The story is told from Farquhar’s point of view and it employs a technique called “foreshadowing.” This is when the author gives hints or clues about what is going to happen later in the story.
Foreshadowing is one of the more intriguing writing tools available since it compels readers to do a close reading and anticipate the reveal up until the climatic conclusion. Many readers question whether or not Farquhar is dead throughout the book, right up until the last page, because foreshadowing has them on edge.
In “An Occurrence at Owl Creek Bridge” by Ambrose Bierce, the author uses foreshadowing to great effect.
Bierce first introduces the idea of foreshadowing when Peyton Farquhar is caught by Union soldiers and sentenced to death. The story then goes on to describe the events leading up to his execution. Throughout all of this, there are small hints that things may not be as they seem. For example, when Farquhar is falling from the bridge, he seems to be aware that he is dreaming: “He was too much astounded to cry out…He did not feel like other men feel.” These small details make the reader question what is really happening and whether or not Farquhar is truly going to die.
The climax of the story is when Farquhar finally wakes up from his dream, revealing that he was never actually executed and that the entire story was just a product of his imagination. This twist ending is made all the more effective by the foreshadowing that Bierce has used throughout. Without it, the story would likely not have been as memorable or thought-provoking.
Even the most basic forms of foreshadowing can be a fun tool. The narrator informs us in the first part that, “Peyton] fell…through the bridge he lost consciousness and was as one already dead” (paragraph 17). It is stated that he is already dead right within the text, but it doesn’t matter to the reader, who is interested in Farquhar’s rescue and trip.
The reader does not know that he is going to die, so they continue reading.

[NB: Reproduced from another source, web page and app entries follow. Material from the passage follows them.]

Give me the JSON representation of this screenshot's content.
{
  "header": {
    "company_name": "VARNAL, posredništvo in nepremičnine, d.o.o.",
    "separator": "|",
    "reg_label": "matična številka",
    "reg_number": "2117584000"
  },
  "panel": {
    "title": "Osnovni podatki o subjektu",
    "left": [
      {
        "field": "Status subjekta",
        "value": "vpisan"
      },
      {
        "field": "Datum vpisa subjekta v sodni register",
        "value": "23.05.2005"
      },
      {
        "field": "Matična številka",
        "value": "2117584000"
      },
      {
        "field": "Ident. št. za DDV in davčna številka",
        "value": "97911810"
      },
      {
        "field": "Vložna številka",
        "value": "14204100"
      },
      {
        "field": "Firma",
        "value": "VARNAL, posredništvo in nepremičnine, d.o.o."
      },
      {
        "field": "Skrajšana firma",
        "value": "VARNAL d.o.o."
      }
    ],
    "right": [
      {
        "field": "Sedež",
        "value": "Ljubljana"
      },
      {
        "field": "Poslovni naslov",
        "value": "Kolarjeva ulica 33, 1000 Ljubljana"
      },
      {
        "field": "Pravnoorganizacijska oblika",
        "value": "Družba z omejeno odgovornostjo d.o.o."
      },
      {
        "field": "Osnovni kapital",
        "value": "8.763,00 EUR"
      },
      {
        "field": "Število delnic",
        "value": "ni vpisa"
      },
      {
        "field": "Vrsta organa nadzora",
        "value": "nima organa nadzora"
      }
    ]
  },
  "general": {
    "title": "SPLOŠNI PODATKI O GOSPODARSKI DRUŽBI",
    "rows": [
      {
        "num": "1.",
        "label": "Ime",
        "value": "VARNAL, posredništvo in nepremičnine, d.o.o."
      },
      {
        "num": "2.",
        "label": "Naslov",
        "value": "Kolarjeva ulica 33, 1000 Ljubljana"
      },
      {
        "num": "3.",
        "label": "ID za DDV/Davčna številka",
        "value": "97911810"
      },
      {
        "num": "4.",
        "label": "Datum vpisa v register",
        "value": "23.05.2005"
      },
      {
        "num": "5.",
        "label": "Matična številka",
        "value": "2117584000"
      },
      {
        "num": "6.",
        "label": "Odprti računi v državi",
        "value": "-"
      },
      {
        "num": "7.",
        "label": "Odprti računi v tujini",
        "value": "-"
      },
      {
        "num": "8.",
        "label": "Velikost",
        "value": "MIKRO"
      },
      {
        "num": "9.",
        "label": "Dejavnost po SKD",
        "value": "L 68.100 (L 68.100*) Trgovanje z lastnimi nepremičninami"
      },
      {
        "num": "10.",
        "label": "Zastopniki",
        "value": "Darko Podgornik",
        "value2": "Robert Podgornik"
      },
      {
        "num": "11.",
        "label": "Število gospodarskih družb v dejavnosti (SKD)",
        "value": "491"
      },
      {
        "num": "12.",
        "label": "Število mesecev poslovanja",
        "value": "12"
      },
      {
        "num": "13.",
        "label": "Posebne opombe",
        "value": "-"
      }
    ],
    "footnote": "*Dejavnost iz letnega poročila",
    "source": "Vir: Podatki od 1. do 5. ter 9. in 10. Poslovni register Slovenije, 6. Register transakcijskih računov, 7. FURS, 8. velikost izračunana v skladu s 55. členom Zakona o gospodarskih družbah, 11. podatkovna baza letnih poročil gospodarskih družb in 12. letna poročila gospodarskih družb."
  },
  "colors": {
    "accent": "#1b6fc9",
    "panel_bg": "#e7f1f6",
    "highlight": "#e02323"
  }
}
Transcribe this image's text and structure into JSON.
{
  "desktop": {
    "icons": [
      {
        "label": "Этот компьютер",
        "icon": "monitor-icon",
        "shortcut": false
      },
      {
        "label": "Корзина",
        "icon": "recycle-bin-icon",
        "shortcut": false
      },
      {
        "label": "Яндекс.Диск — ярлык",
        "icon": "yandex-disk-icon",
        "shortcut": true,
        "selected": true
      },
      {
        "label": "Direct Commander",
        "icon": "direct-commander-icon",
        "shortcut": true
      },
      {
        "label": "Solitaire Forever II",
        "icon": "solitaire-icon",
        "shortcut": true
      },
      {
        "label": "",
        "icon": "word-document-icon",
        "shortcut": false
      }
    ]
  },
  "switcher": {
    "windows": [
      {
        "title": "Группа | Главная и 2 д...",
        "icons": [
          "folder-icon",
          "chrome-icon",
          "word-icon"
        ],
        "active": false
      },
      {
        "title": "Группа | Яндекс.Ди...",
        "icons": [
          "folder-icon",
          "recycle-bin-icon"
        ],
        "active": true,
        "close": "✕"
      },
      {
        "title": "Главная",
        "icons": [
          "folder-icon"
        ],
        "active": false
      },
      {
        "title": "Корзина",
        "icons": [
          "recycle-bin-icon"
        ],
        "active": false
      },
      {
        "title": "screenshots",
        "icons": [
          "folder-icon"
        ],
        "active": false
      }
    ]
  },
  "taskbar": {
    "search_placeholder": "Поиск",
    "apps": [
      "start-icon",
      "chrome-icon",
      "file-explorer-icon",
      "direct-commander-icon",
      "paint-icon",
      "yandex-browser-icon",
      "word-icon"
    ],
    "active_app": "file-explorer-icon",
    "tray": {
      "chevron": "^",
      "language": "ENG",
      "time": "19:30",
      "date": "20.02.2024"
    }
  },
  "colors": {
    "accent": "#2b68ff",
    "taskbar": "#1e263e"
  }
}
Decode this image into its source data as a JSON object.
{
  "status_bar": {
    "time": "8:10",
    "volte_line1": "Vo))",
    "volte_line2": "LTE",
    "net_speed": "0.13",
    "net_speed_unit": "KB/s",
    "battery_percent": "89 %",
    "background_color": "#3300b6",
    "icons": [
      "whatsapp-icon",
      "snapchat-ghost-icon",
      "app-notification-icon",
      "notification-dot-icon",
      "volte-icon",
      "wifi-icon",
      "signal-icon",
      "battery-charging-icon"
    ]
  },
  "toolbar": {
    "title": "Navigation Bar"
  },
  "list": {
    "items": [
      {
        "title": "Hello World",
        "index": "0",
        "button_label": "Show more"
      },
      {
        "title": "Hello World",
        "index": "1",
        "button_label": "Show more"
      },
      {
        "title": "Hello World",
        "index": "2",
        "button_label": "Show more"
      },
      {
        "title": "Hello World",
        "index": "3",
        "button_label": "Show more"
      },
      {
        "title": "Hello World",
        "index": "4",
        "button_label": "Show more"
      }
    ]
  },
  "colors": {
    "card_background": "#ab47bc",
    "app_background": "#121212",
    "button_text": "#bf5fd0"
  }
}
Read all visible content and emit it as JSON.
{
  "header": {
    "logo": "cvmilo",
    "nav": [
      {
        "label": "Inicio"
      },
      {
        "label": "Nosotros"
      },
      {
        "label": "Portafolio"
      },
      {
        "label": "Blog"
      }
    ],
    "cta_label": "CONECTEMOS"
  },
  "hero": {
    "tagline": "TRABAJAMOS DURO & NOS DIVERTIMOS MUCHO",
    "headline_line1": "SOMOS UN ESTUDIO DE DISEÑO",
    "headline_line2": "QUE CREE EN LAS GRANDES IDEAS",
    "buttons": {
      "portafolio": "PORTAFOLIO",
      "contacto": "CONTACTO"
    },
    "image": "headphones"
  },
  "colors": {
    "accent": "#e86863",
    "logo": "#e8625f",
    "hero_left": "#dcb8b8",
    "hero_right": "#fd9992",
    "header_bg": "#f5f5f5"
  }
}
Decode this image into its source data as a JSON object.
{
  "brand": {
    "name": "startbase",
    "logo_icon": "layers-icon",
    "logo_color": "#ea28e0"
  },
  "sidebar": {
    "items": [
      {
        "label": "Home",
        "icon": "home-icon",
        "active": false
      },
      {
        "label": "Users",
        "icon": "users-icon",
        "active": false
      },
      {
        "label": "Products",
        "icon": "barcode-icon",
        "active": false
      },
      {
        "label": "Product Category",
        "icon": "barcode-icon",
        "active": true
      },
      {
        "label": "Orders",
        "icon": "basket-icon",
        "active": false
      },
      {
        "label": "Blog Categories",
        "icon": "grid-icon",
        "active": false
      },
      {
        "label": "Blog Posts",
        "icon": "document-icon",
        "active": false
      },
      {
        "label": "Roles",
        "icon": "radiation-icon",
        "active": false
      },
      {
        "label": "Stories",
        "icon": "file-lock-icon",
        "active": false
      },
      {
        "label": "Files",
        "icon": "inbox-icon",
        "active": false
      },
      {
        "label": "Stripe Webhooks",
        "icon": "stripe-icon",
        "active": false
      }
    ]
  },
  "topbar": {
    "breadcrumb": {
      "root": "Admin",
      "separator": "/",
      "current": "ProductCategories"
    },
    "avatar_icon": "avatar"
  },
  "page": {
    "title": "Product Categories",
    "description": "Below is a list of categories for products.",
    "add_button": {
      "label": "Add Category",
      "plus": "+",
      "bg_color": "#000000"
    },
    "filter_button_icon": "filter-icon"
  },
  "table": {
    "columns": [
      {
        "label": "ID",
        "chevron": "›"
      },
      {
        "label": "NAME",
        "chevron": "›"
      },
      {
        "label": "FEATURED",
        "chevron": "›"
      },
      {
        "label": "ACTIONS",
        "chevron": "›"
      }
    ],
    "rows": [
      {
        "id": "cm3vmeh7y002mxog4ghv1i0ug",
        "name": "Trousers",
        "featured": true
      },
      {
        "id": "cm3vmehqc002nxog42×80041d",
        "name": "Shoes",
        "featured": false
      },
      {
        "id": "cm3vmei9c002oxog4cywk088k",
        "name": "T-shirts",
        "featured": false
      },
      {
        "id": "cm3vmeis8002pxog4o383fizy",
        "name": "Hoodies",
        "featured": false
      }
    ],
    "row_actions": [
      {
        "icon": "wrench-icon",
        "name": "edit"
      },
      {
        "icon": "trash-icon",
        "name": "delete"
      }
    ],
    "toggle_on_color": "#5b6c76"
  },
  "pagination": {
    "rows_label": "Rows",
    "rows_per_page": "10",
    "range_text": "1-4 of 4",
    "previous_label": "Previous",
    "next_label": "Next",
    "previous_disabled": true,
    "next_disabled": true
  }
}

This example is important to note because even though it is short and simple, it still serves its purpose as foreshadowing. It allows the reader to suspend disbelief and keep them guessing what will happen next, which is one of the key elements in a good short story.
An Occurrence at Owl Creek Bridge by Ambrose Bierce is a short story with many examples of foreshadowing. Some are more obvious than others, but all play an important role in the story. In part I, the narrator states that Peyton Farquhar “had long desired to escape” (paragraph 1) from the owl creek bridge where he was about to be hanged. This is a clear example of foreshadowing because it tells the reader that Farquhar will eventually escape, even though at the time of reading, it is not clear how he will do so.
As the story progresses, more and more pieces of information are given that hint at what is to come. In part II, for example, the reader learns that Farquhar has been “galloping hard for some time” (paragraph 6) and that he is “hot and weary” (paragraph 8). This serves as foreshadowing because it suggests that Farquhar’s escape is not going as smoothly as he had planned. He is tired and his horse is tired, which suggests that they will not be able to keep up this pace for much longer.
Similarly, in part III, the reader is told that Farquhar has “been swimming for several hours” (paragraph 15) and that he is “exhausted” (paragraph 16). This again foreshadows the fact that Farquhar is not going to make it very far and that his escape attempt will ultimately be unsuccessful.